|Reinvest qualified capital gains within 180 days of realization|
|No tax till final sale; Appreciation is calculated from the original basis.|| |
Tax-deferred until sale or 12/31/2026
Full exception after 10 years
|Connection between parties|
|Exchanges could occur between connected parties.||Solely capital gains from exchanges between unrelated parties could qualify for the Opportunity Zone tax edges.|
|Passing to next generation|
|Heirs owe no capital gains tax|| |
Heirs answerable for delayed capital gains tax*, however not on appreciation
*A strategy can be created to split preferred interest and common interest within estate planning

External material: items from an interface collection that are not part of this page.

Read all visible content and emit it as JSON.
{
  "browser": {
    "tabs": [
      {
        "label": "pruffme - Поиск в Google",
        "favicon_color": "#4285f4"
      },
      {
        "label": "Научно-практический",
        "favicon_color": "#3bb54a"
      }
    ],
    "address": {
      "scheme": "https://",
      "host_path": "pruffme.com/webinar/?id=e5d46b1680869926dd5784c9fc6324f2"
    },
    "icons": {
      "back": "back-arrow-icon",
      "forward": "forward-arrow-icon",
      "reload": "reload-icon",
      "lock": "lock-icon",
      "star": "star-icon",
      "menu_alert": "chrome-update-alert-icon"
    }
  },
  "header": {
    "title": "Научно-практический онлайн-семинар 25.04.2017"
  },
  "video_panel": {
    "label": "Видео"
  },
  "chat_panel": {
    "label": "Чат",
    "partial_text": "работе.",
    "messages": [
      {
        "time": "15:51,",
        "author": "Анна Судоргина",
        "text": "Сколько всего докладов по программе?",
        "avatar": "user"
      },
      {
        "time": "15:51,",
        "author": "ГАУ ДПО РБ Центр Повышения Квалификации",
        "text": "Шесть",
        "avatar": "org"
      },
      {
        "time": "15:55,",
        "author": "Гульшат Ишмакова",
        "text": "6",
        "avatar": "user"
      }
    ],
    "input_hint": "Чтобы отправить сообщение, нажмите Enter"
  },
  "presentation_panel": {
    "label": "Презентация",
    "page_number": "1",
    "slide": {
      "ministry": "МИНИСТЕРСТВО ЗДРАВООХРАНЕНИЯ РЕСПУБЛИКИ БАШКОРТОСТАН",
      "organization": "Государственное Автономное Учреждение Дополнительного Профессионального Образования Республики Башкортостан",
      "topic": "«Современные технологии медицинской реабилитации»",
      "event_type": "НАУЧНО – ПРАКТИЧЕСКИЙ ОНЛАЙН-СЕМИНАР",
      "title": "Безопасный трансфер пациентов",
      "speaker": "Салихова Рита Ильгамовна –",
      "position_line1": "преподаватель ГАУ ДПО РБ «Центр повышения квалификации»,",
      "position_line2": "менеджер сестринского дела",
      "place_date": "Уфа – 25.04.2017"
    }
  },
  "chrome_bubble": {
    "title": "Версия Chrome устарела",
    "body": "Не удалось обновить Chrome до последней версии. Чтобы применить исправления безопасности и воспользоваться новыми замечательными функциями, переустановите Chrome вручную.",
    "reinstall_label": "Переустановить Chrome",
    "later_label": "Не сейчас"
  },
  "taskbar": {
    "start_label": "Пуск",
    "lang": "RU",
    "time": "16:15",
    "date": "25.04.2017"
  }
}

Documentation and filing: One-time
Need to file a single IRS Form 8824 for the year of the sale of their property.
Documentation and filing: Annual
Need to report annually through IRS Form 8996.
|1031 exchanges don’t need the utilization of a fund. They actually forbid employing a corporation or a partnership as a vehicle through which to invest in property.||QOF investments require that the capitalist invests within the Opportunity Zone through the utilization of a legal entity that is taxed as a partnership.|
Which Is Better : The Final Analysis
The 1031 exchange can provide deferral with no minimum hold period, an investor can stay indefinitely in that investment, but one has to reinvest all proceeds from the sale. While the QOZ program has a restricted deferral period that provides tax-free gains after a minimum 10-year hold and only needs to invest the gain, making the original principal immediately available.
Both 1031 like-kind exchanges and QOZ real estate investments have pros and cons based on individual scenarios. Which program is better would depend on the goals, priorities, and tax planning strategies of each investor. The 1031 exchange is the better choice if an investor’s primary aim is to delay taxes forever and never access the investment capital; but, if an investor wishes to realize investment gains at any point during their lifetime, a QOZ Fund is the better option.
Finally, just like any other investment or estate planning decision, the decision isn’t made solely based on tax considerations but also based on how the investor needs to access and utilize the gain.
Join our Three-part Educational Series to deep dive into choosing the right approach for you.
Too Much Capital Gain?
3 Ways to Save on Taxes Opportunity Zone, 1031 Exchange, and DST
May 20th, 27th, and June 3rd, 6 PM CST
P.S: Think Outside the Stocks does not provide any legal or tax advice. Each individual scenario is different, please consult a pro, lawyers, CPA, or other advisors to decide which vehicle is the best choice for your circumstances.